:: Provided data
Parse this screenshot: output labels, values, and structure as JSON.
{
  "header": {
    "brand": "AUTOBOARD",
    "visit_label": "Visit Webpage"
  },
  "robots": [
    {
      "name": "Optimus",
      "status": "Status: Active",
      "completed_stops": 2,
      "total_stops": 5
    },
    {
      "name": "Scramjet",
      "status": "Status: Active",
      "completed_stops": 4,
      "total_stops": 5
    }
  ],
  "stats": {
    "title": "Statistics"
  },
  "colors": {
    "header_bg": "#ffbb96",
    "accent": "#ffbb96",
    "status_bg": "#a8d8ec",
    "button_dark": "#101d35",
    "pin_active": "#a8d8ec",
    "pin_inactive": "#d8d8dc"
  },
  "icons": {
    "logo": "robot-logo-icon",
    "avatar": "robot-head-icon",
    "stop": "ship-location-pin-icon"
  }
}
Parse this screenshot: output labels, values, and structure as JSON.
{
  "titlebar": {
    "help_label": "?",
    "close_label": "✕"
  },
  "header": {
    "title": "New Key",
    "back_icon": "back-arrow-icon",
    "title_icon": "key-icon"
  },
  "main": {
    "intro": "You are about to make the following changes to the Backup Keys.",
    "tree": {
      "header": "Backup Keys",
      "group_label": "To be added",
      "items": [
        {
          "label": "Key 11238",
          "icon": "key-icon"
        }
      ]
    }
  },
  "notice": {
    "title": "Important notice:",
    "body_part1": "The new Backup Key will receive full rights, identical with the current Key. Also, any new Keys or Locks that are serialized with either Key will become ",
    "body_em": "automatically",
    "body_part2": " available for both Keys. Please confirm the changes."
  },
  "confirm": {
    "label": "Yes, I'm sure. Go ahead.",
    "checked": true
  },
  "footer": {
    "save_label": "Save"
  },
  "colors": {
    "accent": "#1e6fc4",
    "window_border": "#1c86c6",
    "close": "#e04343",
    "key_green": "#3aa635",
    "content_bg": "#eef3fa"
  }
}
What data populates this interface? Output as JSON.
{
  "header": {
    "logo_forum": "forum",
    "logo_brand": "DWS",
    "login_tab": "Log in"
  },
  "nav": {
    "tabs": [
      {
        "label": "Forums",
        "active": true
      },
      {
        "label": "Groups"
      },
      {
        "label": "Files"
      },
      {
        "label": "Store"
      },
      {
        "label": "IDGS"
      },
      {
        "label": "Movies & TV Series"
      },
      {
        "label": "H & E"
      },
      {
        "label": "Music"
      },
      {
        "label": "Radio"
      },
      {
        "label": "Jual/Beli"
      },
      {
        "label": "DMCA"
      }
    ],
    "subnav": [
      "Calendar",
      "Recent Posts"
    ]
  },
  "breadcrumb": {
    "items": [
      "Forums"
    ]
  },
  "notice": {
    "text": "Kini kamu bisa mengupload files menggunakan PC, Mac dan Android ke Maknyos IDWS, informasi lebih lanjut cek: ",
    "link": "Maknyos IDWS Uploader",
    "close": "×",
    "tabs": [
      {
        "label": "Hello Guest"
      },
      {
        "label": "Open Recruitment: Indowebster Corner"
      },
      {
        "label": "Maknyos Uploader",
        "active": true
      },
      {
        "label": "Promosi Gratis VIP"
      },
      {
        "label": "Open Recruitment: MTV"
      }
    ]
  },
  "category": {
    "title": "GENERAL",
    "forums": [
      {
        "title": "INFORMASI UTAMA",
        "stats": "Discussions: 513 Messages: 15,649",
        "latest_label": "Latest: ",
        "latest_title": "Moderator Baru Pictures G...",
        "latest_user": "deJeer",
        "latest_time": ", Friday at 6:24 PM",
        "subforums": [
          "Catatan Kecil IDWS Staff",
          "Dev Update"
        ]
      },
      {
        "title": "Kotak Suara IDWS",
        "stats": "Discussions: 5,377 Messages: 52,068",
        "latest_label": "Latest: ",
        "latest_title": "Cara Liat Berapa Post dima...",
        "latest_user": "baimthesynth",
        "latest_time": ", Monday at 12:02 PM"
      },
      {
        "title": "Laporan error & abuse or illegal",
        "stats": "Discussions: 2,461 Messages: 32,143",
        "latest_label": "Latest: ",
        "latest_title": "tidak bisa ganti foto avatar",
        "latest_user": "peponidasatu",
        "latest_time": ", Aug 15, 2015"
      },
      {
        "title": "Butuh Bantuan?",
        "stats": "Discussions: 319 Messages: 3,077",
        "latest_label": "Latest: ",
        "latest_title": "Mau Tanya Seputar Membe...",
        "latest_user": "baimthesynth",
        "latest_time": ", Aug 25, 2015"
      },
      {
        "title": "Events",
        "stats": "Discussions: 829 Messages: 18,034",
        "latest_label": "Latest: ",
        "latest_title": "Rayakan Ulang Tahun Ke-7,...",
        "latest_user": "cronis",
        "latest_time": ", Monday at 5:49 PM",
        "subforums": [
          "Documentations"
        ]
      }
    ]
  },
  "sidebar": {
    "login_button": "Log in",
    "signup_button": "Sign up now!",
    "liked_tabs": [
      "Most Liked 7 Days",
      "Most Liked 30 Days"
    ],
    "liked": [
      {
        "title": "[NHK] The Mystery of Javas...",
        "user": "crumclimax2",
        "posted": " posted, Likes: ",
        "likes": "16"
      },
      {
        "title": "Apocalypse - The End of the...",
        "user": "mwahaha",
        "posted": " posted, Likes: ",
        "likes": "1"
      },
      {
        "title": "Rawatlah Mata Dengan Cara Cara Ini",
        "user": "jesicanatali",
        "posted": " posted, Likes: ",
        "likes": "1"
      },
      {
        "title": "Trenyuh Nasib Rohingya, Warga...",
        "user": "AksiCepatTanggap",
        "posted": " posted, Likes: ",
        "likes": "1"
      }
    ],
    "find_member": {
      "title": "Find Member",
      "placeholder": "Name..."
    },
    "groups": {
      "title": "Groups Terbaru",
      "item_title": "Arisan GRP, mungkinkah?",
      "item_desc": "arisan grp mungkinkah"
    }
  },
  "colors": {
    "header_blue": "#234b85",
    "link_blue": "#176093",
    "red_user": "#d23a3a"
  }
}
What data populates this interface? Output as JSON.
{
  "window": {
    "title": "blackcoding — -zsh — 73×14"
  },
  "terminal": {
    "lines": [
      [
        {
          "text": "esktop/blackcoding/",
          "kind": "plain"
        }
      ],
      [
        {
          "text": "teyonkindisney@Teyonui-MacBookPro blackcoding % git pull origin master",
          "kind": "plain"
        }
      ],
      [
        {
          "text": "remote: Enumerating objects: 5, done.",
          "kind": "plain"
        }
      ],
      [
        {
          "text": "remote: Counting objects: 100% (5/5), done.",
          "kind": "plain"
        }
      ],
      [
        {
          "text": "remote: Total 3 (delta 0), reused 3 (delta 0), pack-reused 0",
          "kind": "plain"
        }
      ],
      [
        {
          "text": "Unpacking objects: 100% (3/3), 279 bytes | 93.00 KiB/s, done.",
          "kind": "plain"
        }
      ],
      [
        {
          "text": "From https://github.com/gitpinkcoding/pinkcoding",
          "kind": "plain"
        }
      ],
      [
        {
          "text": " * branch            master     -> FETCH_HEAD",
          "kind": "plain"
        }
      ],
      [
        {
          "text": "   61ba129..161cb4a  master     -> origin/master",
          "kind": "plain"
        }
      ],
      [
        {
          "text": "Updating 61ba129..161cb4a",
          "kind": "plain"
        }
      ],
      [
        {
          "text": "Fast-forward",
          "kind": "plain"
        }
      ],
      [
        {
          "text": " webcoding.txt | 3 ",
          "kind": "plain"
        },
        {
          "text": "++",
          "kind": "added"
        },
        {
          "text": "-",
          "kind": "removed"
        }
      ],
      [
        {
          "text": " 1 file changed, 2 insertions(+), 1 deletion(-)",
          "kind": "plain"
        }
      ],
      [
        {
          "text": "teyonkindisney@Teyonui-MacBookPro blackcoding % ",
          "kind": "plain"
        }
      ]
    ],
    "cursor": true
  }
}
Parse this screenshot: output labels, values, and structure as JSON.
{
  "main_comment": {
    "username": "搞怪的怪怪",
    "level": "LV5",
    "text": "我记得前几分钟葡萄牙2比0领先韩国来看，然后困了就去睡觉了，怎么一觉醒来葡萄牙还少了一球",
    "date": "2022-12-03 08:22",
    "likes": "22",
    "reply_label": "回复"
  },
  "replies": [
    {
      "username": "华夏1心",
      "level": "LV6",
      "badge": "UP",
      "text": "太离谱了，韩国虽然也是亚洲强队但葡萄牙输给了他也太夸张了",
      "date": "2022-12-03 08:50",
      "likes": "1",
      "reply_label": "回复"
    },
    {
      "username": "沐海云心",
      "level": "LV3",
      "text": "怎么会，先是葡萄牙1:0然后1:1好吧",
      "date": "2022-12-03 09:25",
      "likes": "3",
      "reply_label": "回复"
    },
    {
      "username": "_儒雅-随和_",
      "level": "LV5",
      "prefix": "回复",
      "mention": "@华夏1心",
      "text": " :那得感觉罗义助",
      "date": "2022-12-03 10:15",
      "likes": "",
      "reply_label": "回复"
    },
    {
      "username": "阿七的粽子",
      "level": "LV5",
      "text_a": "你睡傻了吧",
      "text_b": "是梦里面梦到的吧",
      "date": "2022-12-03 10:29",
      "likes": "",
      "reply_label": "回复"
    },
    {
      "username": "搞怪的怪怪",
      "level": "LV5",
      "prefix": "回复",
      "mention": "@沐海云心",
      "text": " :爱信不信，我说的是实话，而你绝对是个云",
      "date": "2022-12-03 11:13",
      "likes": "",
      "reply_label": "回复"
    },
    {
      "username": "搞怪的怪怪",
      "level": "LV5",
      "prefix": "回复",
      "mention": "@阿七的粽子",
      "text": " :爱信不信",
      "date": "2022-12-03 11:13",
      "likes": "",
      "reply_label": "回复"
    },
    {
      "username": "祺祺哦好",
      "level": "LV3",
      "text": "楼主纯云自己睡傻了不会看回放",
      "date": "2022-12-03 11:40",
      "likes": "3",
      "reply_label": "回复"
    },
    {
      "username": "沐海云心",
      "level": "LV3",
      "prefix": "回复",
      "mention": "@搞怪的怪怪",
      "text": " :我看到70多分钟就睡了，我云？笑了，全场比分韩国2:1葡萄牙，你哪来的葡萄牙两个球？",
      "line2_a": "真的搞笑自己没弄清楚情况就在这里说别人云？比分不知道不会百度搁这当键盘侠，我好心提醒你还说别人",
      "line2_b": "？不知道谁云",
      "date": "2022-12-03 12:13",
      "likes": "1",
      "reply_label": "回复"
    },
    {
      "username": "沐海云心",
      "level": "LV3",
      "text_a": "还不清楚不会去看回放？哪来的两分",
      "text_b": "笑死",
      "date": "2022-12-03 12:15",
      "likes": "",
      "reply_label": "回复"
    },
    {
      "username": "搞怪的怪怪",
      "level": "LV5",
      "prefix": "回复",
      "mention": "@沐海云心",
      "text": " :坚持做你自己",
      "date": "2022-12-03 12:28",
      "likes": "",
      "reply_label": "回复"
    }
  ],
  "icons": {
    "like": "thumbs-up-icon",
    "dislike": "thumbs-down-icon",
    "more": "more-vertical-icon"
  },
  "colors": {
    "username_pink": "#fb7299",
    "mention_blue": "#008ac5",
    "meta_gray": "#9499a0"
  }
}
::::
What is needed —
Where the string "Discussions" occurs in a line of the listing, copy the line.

Exercise answer —
        "stats": "Discussions: 513 Messages: 15,649",
        "stats": "Discussions: 5,377 Messages: 52,068",
        "stats": "Discussions: 2,461 Messages: 32,143",
        "stats": "Discussions: 319 Messages: 3,077",
        "stats": "Discussions: 829 Messages: 18,034",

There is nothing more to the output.